- **About this task**:
Count how many lines in this material contain "bean". The answer is that number alone.

»»

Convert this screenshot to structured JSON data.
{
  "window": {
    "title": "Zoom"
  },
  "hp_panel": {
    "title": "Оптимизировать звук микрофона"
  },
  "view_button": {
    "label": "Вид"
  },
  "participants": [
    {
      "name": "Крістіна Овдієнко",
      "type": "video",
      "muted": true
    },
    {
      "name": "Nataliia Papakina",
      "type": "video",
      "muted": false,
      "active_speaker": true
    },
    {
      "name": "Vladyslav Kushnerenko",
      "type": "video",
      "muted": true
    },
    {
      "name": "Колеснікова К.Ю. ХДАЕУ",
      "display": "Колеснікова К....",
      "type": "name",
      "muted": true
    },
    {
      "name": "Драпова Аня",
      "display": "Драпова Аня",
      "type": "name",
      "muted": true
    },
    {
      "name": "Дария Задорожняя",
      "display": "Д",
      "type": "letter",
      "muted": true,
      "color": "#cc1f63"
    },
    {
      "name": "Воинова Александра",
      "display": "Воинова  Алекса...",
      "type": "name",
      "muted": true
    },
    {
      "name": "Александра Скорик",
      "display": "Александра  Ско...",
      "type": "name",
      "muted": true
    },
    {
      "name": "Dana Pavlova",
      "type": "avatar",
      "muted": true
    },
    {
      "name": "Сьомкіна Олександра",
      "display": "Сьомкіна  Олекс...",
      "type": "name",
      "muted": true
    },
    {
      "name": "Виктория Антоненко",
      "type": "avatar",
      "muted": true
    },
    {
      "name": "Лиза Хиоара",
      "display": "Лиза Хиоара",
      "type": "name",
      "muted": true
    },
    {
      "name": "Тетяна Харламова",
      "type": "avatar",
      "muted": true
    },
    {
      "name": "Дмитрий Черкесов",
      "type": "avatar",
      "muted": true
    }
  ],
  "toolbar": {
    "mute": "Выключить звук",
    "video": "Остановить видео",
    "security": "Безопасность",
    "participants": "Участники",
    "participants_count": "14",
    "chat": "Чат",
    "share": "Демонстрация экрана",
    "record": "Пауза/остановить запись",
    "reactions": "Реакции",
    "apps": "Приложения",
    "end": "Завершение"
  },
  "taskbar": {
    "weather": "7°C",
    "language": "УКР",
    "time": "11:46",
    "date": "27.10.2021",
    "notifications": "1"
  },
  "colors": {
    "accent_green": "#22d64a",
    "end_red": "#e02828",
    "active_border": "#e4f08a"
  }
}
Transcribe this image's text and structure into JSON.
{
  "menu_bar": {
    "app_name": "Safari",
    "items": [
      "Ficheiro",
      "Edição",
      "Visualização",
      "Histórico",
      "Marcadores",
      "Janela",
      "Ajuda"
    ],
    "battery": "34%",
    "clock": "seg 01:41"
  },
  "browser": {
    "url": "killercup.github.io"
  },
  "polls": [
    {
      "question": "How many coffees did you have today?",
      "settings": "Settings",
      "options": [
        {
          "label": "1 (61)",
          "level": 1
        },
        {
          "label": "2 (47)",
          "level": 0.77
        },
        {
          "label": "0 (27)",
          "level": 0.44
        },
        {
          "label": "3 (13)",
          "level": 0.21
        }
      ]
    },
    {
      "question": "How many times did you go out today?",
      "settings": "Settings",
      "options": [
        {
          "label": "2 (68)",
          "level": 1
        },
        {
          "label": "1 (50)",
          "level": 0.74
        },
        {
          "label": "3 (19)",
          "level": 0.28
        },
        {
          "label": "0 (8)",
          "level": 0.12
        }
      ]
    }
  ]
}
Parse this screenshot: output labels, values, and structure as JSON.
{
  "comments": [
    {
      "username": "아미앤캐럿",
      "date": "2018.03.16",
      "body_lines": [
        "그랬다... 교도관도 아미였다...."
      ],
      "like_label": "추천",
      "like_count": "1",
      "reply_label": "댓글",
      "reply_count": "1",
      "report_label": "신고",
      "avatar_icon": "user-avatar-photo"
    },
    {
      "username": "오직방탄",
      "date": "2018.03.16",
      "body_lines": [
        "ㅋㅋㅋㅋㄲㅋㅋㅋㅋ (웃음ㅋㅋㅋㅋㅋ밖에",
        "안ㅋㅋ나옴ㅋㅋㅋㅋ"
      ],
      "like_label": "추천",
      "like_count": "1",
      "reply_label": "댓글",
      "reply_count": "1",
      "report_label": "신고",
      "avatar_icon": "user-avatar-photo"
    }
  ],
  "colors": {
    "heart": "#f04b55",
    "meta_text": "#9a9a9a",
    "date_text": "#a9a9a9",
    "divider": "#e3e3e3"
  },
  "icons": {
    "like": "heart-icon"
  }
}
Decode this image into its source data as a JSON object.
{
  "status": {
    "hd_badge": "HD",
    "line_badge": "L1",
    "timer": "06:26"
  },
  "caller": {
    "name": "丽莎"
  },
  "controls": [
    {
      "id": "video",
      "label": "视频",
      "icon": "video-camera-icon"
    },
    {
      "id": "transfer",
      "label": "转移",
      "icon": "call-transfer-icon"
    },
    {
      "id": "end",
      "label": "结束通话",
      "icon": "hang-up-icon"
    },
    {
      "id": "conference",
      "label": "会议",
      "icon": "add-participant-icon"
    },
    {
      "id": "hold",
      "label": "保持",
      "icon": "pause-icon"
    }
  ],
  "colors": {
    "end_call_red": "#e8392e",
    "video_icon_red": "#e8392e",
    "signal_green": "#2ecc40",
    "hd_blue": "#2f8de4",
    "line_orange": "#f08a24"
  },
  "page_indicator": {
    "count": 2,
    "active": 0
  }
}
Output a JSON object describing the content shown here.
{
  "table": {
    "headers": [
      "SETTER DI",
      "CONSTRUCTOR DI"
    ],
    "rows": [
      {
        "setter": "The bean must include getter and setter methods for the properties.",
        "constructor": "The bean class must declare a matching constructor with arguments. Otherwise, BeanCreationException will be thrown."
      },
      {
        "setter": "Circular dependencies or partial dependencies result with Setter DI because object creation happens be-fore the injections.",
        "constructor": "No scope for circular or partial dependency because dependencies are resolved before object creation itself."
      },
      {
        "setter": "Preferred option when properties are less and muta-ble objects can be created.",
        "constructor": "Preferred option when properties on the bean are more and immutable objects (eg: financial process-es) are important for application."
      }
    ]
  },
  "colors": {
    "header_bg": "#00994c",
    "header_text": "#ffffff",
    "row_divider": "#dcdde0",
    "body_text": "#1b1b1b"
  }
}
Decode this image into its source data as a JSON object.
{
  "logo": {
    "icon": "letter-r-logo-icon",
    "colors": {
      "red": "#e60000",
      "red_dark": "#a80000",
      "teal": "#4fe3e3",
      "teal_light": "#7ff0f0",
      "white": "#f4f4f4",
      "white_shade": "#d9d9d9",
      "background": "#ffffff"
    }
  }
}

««

- **Result**:
3